━━━ Data to use

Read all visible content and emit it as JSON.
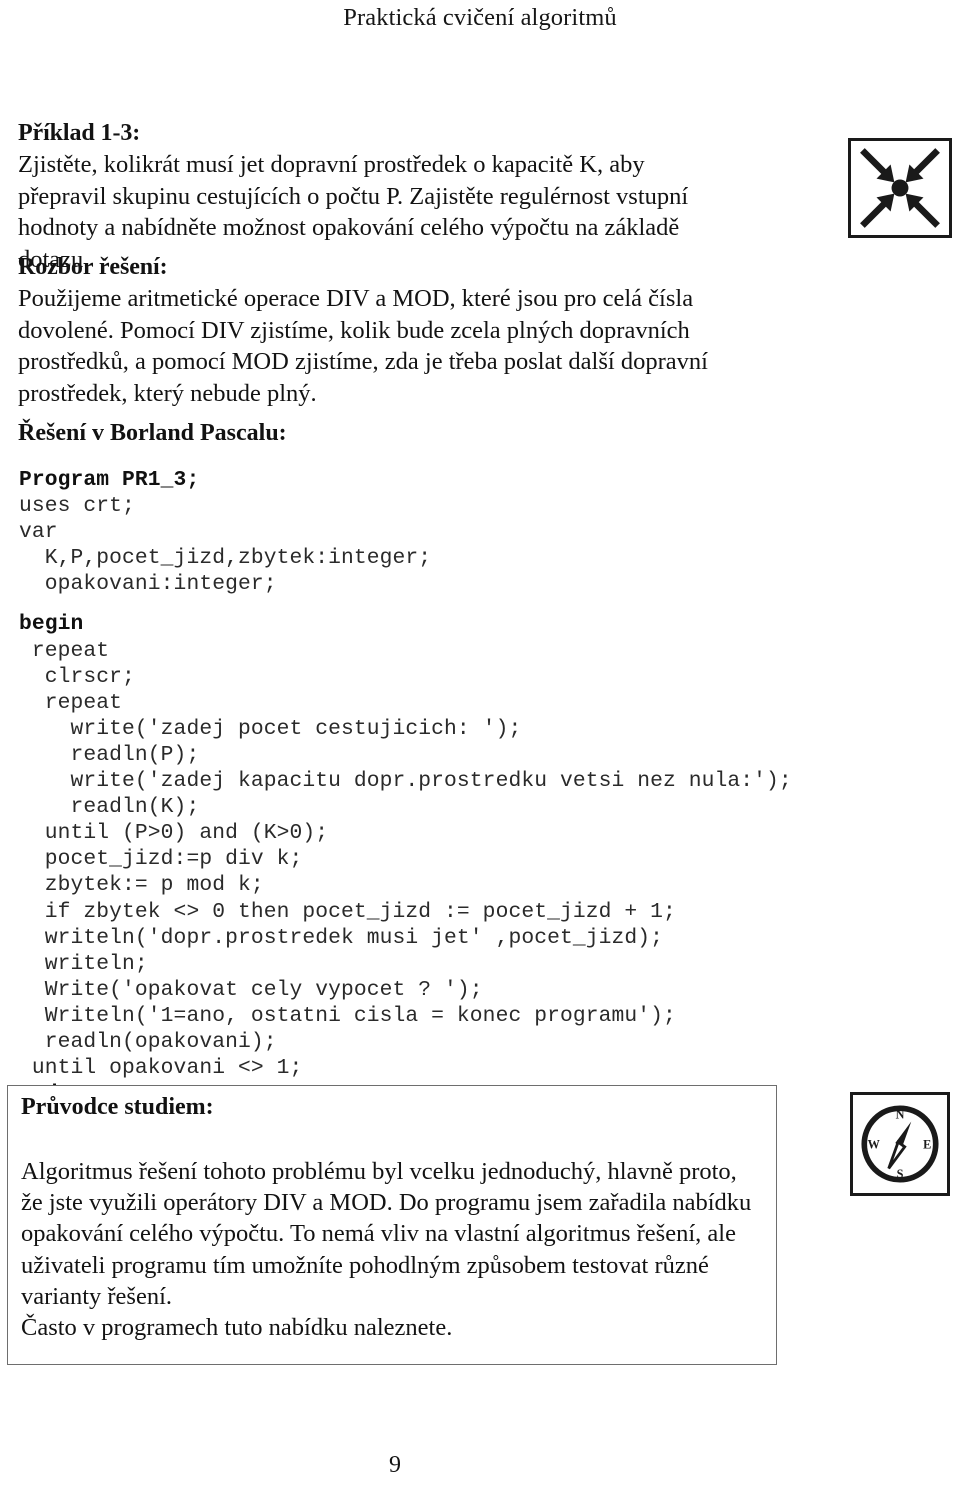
{
  "header": {
    "running_title": "Praktická cvičení algoritmů"
  },
  "example": {
    "title": "Příklad 1-3:",
    "body": "Zjistěte, kolikrát musí jet dopravní prostředek o kapacitě K, aby přepravil skupinu cestujících o počtu P. Zajistěte regulérnost vstupní hodnoty a nabídněte možnost opakování celého výpočtu na základě dotazu."
  },
  "analysis": {
    "title": "Rozbor řešení:",
    "body": "Použijeme aritmetické operace DIV a MOD, které jsou pro celá čísla dovolené. Pomocí DIV zjistíme, kolik bude zcela plných dopravních prostředků, a pomocí MOD zjistíme, zda je třeba poslat další dopravní prostředek, který nebude plný."
  },
  "solution": {
    "heading": "Řešení v Borland Pascalu:",
    "code_lines": [
      {
        "text": "Program PR1_3;",
        "bold": true
      },
      {
        "text": "uses crt;",
        "bold": false
      },
      {
        "text": "var",
        "bold": false
      },
      {
        "text": "  K,P,pocet_jizd,zbytek:integer;",
        "bold": false
      },
      {
        "text": "  opakovani:integer;",
        "bold": false
      },
      {
        "text": "",
        "bold": false
      },
      {
        "text": "begin",
        "bold": true
      },
      {
        "text": " repeat",
        "bold": false
      },
      {
        "text": "  clrscr;",
        "bold": false
      },
      {
        "text": "  repeat",
        "bold": false
      },
      {
        "text": "    write('zadej pocet cestujicich: ');",
        "bold": false
      },
      {
        "text": "    readln(P);",
        "bold": false
      },
      {
        "text": "    write('zadej kapacitu dopr.prostredku vetsi nez nula:');",
        "bold": false
      },
      {
        "text": "    readln(K);",
        "bold": false
      },
      {
        "text": "  until (P>0) and (K>0);",
        "bold": false
      },
      {
        "text": "  pocet_jizd:=p div k;",
        "bold": false
      },
      {
        "text": "  zbytek:= p mod k;",
        "bold": false
      },
      {
        "text": "  if zbytek <> 0 then pocet_jizd := pocet_jizd + 1;",
        "bold": false
      },
      {
        "text": "  writeln('dopr.prostredek musi jet' ,pocet_jizd);",
        "bold": false
      },
      {
        "text": "  writeln;",
        "bold": false
      },
      {
        "text": "  Write('opakovat cely vypocet ? ');",
        "bold": false
      },
      {
        "text": "  Writeln('1=ano, ostatni cisla = konec programu');",
        "bold": false
      },
      {
        "text": "  readln(opakovani);",
        "bold": false
      },
      {
        "text": " until opakovani <> 1;",
        "bold": false
      },
      {
        "text": "end.",
        "bold": true
      }
    ]
  },
  "guide": {
    "title": "Průvodce studiem:",
    "paragraphs": [
      "Algoritmus řešení tohoto problému byl vcelku jednoduchý, hlavně proto, že jste využili operátory DIV a MOD. Do programu jsem zařadila nabídku opakování celého výpočtu. To nemá vliv na vlastní algoritmus řešení, ale uživateli programu tím umožníte pohodlným způsobem testovat různé varianty řešení.",
      "Často v programech tuto nabídku naleznete."
    ]
  },
  "icons": {
    "converging_arrows": "converging-arrows-icon",
    "compass": "compass-icon",
    "compass_labels": {
      "north": "N",
      "west": "W",
      "east": "E",
      "south": "S"
    }
  },
  "footer": {
    "page_number": "9"
  },
  "colors": {
    "text": "#131313",
    "box_border": "#6e6e6e",
    "icon_ink": "#1a1a1a",
    "background": "#ffffff"
  }
}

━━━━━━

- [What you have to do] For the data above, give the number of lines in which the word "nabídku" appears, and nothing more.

- [Task response] 2